One significant impact that song this song would have was on the album’s title. Even throughout the promotion leading up to its release the band would still refer to it as Who Dares Wins but when the record finally saw the light of day on 21 September 1987 via Mercury Records its title had been charged to Crazy Nights. Finally providing them with the commercial success and airplay that they had attempted to capture through both Animalize and Asylum, KISS were once again rock ‘n’ roll superstars and would embark on a world tour in support of its release commencing on 13 November, with their setlist featuring four songs from the album while still retaining such fan favourites as Love Gun and Rock and Roll All Nite.
As had become a trademark of Stanley’s, during the promotion of Crazy Nights he would insist that it was one of the best records that KISS had ever produced. ‘The only way I can describe this album is by saying it’s a KISS record.
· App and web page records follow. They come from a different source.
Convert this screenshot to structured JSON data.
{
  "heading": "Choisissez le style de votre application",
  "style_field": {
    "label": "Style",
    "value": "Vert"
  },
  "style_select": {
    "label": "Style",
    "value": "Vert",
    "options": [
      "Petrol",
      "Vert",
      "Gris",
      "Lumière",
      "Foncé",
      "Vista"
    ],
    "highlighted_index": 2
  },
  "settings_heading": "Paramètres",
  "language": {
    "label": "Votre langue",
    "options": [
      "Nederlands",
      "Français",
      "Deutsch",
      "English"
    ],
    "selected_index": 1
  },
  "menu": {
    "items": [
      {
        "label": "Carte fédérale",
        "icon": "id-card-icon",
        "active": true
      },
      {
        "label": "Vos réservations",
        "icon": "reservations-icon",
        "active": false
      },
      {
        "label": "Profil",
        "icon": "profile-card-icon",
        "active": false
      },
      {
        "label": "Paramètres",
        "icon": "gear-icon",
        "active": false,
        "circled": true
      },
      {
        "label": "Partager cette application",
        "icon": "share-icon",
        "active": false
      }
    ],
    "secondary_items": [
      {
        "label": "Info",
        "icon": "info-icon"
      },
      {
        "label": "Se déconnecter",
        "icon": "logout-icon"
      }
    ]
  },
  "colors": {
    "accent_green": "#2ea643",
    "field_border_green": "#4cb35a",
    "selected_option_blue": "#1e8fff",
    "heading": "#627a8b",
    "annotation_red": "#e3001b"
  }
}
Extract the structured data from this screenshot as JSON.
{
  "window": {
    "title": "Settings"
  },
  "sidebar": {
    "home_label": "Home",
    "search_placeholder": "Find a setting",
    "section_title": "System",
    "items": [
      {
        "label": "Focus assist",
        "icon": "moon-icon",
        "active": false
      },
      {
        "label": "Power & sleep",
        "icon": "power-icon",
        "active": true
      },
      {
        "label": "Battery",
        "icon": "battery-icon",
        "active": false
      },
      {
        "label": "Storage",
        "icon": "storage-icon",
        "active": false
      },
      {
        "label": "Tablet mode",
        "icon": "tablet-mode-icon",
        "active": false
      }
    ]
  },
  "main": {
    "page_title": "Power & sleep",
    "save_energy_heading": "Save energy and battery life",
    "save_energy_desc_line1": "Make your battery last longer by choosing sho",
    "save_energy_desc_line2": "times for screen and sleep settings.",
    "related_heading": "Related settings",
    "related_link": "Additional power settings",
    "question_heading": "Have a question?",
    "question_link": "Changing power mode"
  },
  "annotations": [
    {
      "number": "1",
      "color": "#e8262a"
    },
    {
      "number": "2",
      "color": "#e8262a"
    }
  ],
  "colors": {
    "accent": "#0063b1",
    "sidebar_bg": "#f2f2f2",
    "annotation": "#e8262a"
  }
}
That really says it all,’ he told critic Rick Evans. ‘Some bands like to put on one or two good songs, then just record a lot of filler tracks. We’ve always believed that the only way to make a record is to put on as many great tracks as possible. This time we actually recorded fifteen songs before deciding which would finally make it onto the album. That’s a very unusual way for us to work but since we had so many great songs it was the only way we could handle things.’
The material and what it could have been was better than what it turned out to be
But as time passed by and its underwhelming successor Hot in the Shade soon followed in its wake KISS began to realise that they had lost touch with their hard rock roots and would attempt to course correct with 1992’s Revenge. Crazy Nights, however, was very much a product of its time, a pop rock album that would appeal to fans of Aerosmith‘s Permanent Vacation and Mötley Crüe‘s Girls, Girls, Girls. ‘I think it’s a better album than it wound up sounding,’ Stanley would later admit. ‘I think it’s a bit plastic-sounding. The material and what it could have been was better than what it turned out to be. It’s not an album I’m in any way ashamed of though.’
One criticism that has often been levelled at the album is the quality of its production, with the drums often sounding flat and even its heavier moments failing to translate well to the listener. Many rock albums of the era would suffer from the same flaws and Nevison has admitted that this was a mistake on his part. ‘I wasn’t happy with the final mix. But I wasn’t unhappy with it. I’m not happy with any mix that I’ve done. I think I could have made it a bit more powerful sounding,’ he admitted in 2012. ‘I have to say that I think as time goes on it will be more accepted and more liked because it has great songs. I think song-wise it really stands out as one of the best KISS albums.’
While Crazy Nights would provide KISS with their eighth platinum-selling studio album and would prove to be one of the most popular rock albums of the year, before long its production had felt dated and following the reinvention of KISS a few years later with the appropriately-titled Revenge, material from the record would soon be omitted from their live sets as the band desperately attempted to pretend that the album had never existed. ‘Crazy Nights was one of my least favourite records of any of the ones that we’ve done,’ Simmons confessed to authors David Leaf and Ken Sharp. ‘I thought we became a happy band although it sold a ton of records worldwide. If it was Paul, probably four stars; if it was me, two. ‘Let’s have a good time, I love you,’ makes me want to retch. I think the playing is okay and some of the songwriting is okay but it’s too much pop.’